On 6/1/06, firstname.lastname@example.org <email@example.com> wrote:
Well, I suppose TRex might have been able to 'flip' a
small Ankylosaur, but a full-grown one would have been
impossible to flip given the respective centres of
gravity and body mass - for one thing the clubtail
wouldn't exactly be standing still and cooperating, and
the downside to the TRex - being flipped itself or
dragged so that it winds up falling and possibly
breaking its leg/hip would have been too devastating -
any TRex that tried to make this a winning strategy
would have probably been weened out of the gene pool
more quickly than others.
I strongly suspect that the only Ankylosaur that a Trex
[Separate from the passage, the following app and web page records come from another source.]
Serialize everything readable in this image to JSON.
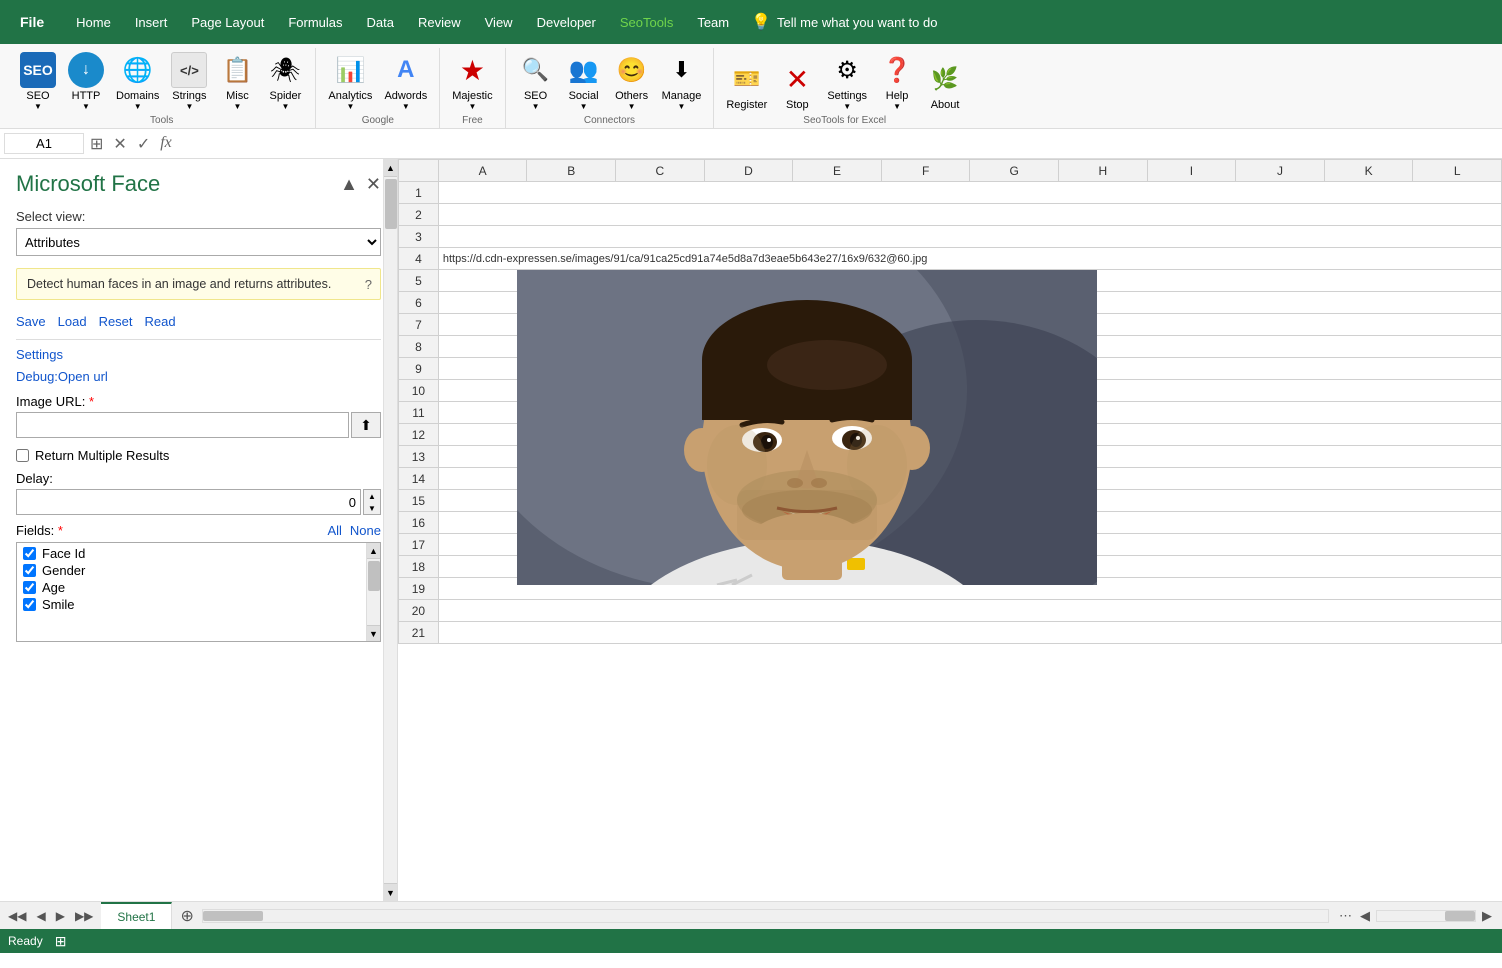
{
  "menubar": {
    "file": "File",
    "items": [
      "Home",
      "Insert",
      "Page Layout",
      "Formulas",
      "Data",
      "Review",
      "View",
      "Developer",
      "SeoTools",
      "Team"
    ],
    "tell": "Tell me what you want to do"
  },
  "ribbon": {
    "groups": {
      "tools": {
        "label": "Tools",
        "items": [
          {
            "id": "seo",
            "icon": "🔍",
            "label": "SEO"
          },
          {
            "id": "http",
            "icon": "↓",
            "label": "HTTP"
          },
          {
            "id": "domains",
            "icon": "🌐",
            "label": "Domains"
          },
          {
            "id": "strings",
            "icon": "</>",
            "label": "Strings"
          },
          {
            "id": "misc",
            "icon": "📋",
            "label": "Misc"
          },
          {
            "id": "spider",
            "icon": "🕷",
            "label": "Spider"
          }
        ]
      },
      "google": {
        "label": "Google",
        "items": [
          {
            "id": "analytics",
            "icon": "📈",
            "label": "Analytics"
          },
          {
            "id": "adwords",
            "icon": "A",
            "label": "Adwords"
          }
        ]
      },
      "free": {
        "label": "Free",
        "items": [
          {
            "id": "majestic",
            "icon": "★",
            "label": "Majestic"
          }
        ]
      },
      "connectors": {
        "label": "Connectors",
        "items": [
          {
            "id": "seo2",
            "icon": "🔍",
            "label": "SEO"
          },
          {
            "id": "social",
            "icon": "👥",
            "label": "Social"
          },
          {
            "id": "others",
            "icon": "😊",
            "label": "Others"
          },
          {
            "id": "manage",
            "icon": "↓",
            "label": "Manage"
          }
        ]
      },
      "seotools": {
        "label": "SeoTools for Excel",
        "items": [
          {
            "id": "register",
            "icon": "🎫",
            "label": "Register"
          },
          {
            "id": "stop",
            "icon": "✖",
            "label": "Stop"
          },
          {
            "id": "settings",
            "icon": "⚙",
            "label": "Settings"
          },
          {
            "id": "help",
            "icon": "❓",
            "label": "Help"
          },
          {
            "id": "about",
            "icon": "🔰",
            "label": "About"
          }
        ]
      }
    }
  },
  "formulabar": {
    "cellref": "A1",
    "value": ""
  },
  "sidebar": {
    "title": "Microsoft Face",
    "select_view_label": "Select view:",
    "select_view_value": "Attributes",
    "info_text": "Detect human faces in an image and returns attributes.",
    "links": {
      "save": "Save",
      "load": "Load",
      "reset": "Reset",
      "read": "Read"
    },
    "settings_link": "Settings",
    "debug_link": "Debug:Open url",
    "image_url_label": "Image URL:",
    "image_url_placeholder": "",
    "return_multiple": "Return Multiple Results",
    "delay_label": "Delay:",
    "delay_value": "0",
    "fields_label": "Fields:",
    "fields_all": "All",
    "fields_none": "None",
    "fields": [
      {
        "name": "Face Id",
        "checked": true
      },
      {
        "name": "Gender",
        "checked": true
      },
      {
        "name": "Age",
        "checked": true
      },
      {
        "name": "Smile",
        "checked": true
      }
    ]
  },
  "spreadsheet": {
    "columns": [
      "A",
      "B",
      "C",
      "D",
      "E",
      "F",
      "G",
      "H",
      "I",
      "J",
      "K",
      "L"
    ],
    "rows": [
      1,
      2,
      3,
      4,
      5,
      6,
      7,
      8,
      9,
      10,
      11,
      12,
      13,
      14,
      15,
      16,
      17,
      18,
      19,
      20,
      21
    ],
    "url_cell": {
      "row": 4,
      "col": "A",
      "value": "https://d.cdn-expressen.se/images/91/ca/91ca25cd91a74e5d8a7d3eae5b643e27/16x9/632@60.jpg"
    }
  },
  "sheet_tabs": {
    "tabs": [
      "Sheet1"
    ],
    "active": "Sheet1"
  },
  "statusbar": {
    "status": "Ready"
  }
}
would be interested in would have been a juvenile that
was less dangerous and easier to bite through (recall
last years BBC special which concluded that the
Ankylosaur's knobly skin would not have been strong
enough to prevent a full-grown TRex from biting through
it) - I could see a TRex chomping down on a smaller
Ankylosaur's head/neck area, away from that nasty tail,
and either crushing it or simply holding on til the
animal bled to death - an interesting parallel to that
idea are a few skull fossils of Glyptodonts that show
two perfect canine holes on the top, indicating that a
big cat bit straight through the Glyptodont's head -
apparently the only vulnerable part of the critter.
I'm not sure how big an ankylosaur's head is - might a tyrannosaur try
and simply bite it off?
Why can't you be a non-conformist just like everybody else?